As 2023 unfolded, two transport technologies were vying for the spotlight in urban mobility: electric bikes (e-bikes) and self-driving cars. While both entered the year with significant momentum, particularly in tech-savvy cities like San Francisco, their trajectories over the months took remarkably different paths.
At the year's start, San Francisco's streets buzzed with the promise of autonomous vehicles from companies like Cruise and Waymo, and the city's hills were increasingly conquered by the rising popularity of e-bikes. However, as the year progressed, the narrative began to shift dramatically.
Self-driving car companies, once poised to redefine urban transportation across America, faced mounting challenges. Issues ranged from investor impatience to regulatory scrutiny, peaking when Cruise's driverless permit in California was suspended following a severe crash. This shift in fortune contrasted starkly with the flourishing e-bike market, which saw robust sales despite a general slowdown in the broader bike industry.
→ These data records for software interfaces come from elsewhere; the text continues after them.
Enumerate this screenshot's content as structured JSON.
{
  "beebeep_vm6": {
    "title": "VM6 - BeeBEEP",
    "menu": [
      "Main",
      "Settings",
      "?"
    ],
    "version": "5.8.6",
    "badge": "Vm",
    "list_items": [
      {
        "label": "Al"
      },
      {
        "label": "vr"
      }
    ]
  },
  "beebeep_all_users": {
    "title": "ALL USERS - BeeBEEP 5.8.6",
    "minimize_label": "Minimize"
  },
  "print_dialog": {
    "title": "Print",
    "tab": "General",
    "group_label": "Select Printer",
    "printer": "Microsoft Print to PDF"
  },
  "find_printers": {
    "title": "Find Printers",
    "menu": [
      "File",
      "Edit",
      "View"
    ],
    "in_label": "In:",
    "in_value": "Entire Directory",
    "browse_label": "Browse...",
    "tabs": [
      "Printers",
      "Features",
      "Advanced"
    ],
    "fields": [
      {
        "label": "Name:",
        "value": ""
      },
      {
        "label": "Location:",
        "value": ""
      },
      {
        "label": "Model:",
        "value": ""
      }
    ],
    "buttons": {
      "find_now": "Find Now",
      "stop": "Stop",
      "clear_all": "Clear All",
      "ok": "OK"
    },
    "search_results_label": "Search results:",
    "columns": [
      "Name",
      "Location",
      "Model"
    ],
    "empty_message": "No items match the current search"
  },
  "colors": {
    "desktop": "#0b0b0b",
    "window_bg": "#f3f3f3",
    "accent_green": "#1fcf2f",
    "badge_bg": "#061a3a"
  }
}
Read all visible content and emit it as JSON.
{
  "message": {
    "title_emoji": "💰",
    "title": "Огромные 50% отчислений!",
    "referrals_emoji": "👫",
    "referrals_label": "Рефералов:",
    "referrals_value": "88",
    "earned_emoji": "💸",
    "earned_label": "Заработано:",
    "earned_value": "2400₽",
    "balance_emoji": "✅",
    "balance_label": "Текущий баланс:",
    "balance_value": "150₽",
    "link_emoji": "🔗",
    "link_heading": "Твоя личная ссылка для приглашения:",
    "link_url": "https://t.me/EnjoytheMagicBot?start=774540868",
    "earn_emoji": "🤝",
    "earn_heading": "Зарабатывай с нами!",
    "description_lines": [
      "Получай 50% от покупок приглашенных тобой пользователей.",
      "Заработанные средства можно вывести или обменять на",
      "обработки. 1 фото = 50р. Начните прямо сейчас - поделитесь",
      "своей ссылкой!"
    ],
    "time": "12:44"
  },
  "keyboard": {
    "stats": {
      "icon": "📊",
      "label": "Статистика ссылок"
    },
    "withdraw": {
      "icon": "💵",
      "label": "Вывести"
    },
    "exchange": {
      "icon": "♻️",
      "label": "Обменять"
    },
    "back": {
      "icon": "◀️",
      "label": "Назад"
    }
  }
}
E-bikes' appeal has been bolstered by government support, including rebate programs and the establishment of e-bike libraries. These initiatives reflect a growing recognition of e-bikes' potential to reduce congestion and emissions, and enhance urban livability.
Conversely, the self-driving car industry, once heralded as the future of transportation, struggled to maintain its momentum. High-profile companies like Cruise and Waymo, backed by corporate giants, faced a series of setbacks. Despite ambitious expansion plans and a visible presence in the media, these companies grappled with technical challenges, public skepticism, and regulatory hurdles.
As the year progressed, public campaigns against self-driving cars gained traction. The debate intensified over their role in urban environments, highlighting concerns about safety and the potential impact on other forms of transportation like biking and walking.
Meanwhile, e-bikes continued to establish themselves as practical, enjoyable, and sustainable alternatives to traditional transportation modes. They proved especially effective for short urban trips and offered a solution to the 'last mile' challenge in public transport. Governments and communities increasingly embraced e-bikes, recognizing their benefits in terms of cost, health, and environmental impact.
Despite some challenges, such as safety concerns related to electric two-wheelers, the overall narrative for e-bikes in 2023 was overwhelmingly positive. Sales continued to soar, and public policies increasingly favored their adoption.
As we look back on 2023, it's clear that e-bikes, not self-driving cars, have made a more immediate and tangible impact on urban transportation. They have emerged as a key player in the evolving landscape of city mobility, offering a blend of practicality, sustainability, and enjoyment that self-driving cars have yet to match.
In summary, 2023 stands as a pivotal year where the practicality and appeal of e-bikes shone brightly, potentially signaling a long-term shift in how we approach urban mobility and transportation sustainability.
Author: Benjamin Dai